  • A streamable repository of Creative Commons licensed music so that any computer in our house can stream a selection of new and interesting music. This works nicely with Rhythmbox and iTunes (I’ve not tested anything Windows based yet).
  • A local access only mailsever (built around dovecot with a squirrelmail front end), which grabs a copy of all my incoming mail and archives it locally. This means I now have an extra level of backup in case I encounter more problems with my externally hosted mail.

All of this is controlled from webmin, so my main laptop is able to configure everything without me actually having to sit in front of the server. This is good, because the server is noisy enough to consider banishing it to the spare room.

Buying music in 2009

A couple of things have changed about the way I buy music:

  • The iTunes store now sells DRM free music, so I can actually play everything I buy on all my computers and my iPod.
  • I’ve got a 50 songs a month eMusic subscription.

So my usual decision making process usually involves working out which would be the best value. iTunes sells by the song and by the album, while eMusic sells just by the song. This generally means that very long songs and albums with fewer tracks are better value on eMusic, while albums with lots of short songs are better value on iTunes. Of course, if the music is packaged in a pleasing way on CD, then I’ll buy the CD and pay more for it too, but I am quite picky about what I’ll buy physically because our house is getting quite cluttered and we’re running out of space. This year I’ve bought music via all three methods detailed above, and I think 2009 will be the year that I don’t have a consistent way of buying music.

Of course, there’s always Jamendo when money is tight.

Discovering Free Music

So where do you start? There are obviously thousands of hours of recorded sound available legally for free, but it is quite easy to get lost, and to end up with a large amount of downloaded music that is not representative of what is out there.

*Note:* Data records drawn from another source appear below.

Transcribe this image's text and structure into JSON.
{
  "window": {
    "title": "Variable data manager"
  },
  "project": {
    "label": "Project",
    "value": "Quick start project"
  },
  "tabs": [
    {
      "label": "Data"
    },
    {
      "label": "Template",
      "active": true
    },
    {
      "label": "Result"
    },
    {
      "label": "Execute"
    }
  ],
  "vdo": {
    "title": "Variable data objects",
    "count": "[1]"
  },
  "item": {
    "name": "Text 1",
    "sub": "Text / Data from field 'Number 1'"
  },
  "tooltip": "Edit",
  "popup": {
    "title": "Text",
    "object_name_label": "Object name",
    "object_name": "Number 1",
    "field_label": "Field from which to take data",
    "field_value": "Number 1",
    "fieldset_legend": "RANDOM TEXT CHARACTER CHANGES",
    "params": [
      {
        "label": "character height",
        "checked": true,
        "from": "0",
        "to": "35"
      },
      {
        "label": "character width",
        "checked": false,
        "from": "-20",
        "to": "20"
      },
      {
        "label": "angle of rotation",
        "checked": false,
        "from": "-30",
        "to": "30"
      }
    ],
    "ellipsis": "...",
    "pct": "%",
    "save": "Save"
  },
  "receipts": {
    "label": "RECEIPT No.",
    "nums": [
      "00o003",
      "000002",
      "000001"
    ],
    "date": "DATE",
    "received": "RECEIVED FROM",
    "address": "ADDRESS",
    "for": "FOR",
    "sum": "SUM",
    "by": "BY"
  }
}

These are the places I go when I want something new to listen to and don’t have any credits left on eMusic:

  • have a page of freely available (but not always freely distributable) songs available at
  • For an example of a site that makes individual songs available in the “sampler” model, try I’ve bought a lot of music based on listening to things downloaded from here.
  • Jamendo ( have a vast array of great music licensed under Creative Commons. They also have a lot of recordings that should probably have never been made. I spend a fair bit of time playing “spot the difference”.
  • The Internet Archive ( has a lot of free music available, and if you look closely you’ll find live performances by some fairly major artists, as well as a few things also available on other sites mentioned above.
  • For an example of a net label that understands about free music you could do worse than try They released the Wind Whistles album last year which makes them great in my book.
  • For an example of a single-artist model of distribution, try I’d recommend almost anything on here really.

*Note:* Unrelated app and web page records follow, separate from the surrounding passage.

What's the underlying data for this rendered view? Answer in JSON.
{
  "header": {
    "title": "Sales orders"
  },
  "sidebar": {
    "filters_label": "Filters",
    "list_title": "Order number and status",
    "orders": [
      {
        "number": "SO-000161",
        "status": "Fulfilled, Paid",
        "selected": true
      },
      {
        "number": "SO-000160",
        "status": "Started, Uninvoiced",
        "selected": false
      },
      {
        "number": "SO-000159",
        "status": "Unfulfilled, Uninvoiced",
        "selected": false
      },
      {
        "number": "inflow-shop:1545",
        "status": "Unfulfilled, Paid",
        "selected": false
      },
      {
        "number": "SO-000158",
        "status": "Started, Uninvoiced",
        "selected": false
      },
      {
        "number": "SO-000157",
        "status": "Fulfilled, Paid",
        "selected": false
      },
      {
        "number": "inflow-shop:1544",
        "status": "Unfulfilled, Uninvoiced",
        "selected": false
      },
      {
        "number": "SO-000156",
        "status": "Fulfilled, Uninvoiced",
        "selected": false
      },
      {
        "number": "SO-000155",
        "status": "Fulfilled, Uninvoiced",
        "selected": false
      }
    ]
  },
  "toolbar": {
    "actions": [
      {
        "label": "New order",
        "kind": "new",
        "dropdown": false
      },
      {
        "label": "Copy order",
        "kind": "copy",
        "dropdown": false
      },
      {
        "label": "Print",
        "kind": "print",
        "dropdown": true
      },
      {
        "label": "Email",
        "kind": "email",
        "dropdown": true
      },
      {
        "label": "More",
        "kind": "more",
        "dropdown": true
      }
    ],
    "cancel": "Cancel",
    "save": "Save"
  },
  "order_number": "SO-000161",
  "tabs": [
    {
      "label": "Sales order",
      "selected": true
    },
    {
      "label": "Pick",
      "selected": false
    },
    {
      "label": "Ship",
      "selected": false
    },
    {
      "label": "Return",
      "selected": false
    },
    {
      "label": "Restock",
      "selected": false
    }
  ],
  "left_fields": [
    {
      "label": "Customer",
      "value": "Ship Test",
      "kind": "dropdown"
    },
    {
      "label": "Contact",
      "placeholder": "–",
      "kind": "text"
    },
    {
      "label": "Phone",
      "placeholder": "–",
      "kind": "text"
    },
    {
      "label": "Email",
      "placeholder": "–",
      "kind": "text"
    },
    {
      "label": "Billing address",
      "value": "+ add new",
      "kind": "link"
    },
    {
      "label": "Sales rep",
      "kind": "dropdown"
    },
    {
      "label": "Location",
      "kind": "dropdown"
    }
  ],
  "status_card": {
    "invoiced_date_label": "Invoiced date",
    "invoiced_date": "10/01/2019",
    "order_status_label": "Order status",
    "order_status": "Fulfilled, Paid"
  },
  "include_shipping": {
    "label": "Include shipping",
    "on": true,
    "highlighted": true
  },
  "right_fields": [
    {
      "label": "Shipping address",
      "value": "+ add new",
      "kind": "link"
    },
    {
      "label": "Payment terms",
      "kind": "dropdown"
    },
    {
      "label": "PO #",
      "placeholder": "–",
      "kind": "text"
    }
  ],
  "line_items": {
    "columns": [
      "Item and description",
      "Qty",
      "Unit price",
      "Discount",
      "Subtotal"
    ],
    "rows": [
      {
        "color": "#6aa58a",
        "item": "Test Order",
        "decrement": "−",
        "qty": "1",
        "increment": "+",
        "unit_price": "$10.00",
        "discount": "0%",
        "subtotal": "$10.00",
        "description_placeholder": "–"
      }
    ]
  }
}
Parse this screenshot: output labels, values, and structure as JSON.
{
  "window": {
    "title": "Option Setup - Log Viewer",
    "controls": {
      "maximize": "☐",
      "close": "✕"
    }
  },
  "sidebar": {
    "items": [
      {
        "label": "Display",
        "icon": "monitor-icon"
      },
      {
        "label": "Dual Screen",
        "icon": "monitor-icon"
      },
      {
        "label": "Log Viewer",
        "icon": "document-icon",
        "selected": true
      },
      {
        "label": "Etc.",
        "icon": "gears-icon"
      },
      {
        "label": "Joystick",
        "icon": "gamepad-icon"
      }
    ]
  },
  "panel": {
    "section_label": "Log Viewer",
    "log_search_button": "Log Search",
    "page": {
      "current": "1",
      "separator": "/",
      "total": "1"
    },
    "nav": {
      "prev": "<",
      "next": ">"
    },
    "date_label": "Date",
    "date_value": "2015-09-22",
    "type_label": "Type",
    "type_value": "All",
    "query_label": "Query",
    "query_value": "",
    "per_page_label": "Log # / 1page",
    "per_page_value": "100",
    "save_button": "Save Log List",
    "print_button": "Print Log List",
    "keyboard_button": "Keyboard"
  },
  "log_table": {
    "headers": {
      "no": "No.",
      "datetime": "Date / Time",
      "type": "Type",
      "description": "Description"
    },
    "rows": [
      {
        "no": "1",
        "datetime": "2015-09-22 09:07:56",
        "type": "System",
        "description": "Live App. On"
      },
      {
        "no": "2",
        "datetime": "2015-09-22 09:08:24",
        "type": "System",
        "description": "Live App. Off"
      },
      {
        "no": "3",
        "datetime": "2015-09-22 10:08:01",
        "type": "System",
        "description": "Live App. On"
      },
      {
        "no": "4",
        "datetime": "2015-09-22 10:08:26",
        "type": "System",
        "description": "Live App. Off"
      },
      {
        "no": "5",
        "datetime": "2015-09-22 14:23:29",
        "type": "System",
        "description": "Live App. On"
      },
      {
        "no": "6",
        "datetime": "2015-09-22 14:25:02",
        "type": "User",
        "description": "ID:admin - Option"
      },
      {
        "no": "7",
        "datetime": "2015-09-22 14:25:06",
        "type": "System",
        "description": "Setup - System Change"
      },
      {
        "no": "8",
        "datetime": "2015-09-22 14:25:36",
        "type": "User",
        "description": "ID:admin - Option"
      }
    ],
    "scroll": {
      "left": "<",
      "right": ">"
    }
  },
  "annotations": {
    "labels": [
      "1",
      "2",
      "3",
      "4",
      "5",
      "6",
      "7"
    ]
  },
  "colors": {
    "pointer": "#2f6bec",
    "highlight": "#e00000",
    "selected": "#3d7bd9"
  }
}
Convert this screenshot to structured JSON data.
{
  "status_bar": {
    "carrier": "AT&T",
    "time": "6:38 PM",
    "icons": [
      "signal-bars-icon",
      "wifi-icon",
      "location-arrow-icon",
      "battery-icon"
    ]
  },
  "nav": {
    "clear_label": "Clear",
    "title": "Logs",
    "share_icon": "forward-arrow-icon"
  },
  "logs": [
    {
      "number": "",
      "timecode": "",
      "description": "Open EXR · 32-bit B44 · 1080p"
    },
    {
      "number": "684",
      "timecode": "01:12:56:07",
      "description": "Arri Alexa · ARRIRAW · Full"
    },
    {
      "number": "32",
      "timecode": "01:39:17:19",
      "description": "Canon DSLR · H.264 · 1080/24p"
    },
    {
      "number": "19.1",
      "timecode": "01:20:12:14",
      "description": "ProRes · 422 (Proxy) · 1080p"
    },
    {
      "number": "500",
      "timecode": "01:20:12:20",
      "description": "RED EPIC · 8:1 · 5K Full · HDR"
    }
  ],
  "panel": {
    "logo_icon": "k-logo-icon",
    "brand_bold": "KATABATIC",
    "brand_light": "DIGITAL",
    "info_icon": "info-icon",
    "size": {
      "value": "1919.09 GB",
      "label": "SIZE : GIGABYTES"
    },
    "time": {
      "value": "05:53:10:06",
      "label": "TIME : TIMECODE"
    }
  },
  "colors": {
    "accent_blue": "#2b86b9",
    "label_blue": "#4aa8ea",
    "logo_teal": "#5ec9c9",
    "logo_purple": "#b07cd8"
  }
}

I’d like to recommend iTunes singles of the week, but they need to strip the DRM off first. Although I should say that I did buy something on iTunes this week which plays fine in Rhythmbox, so the claims of trying to make their music more accessible to non iTunes/iPod users are not just an empty promise.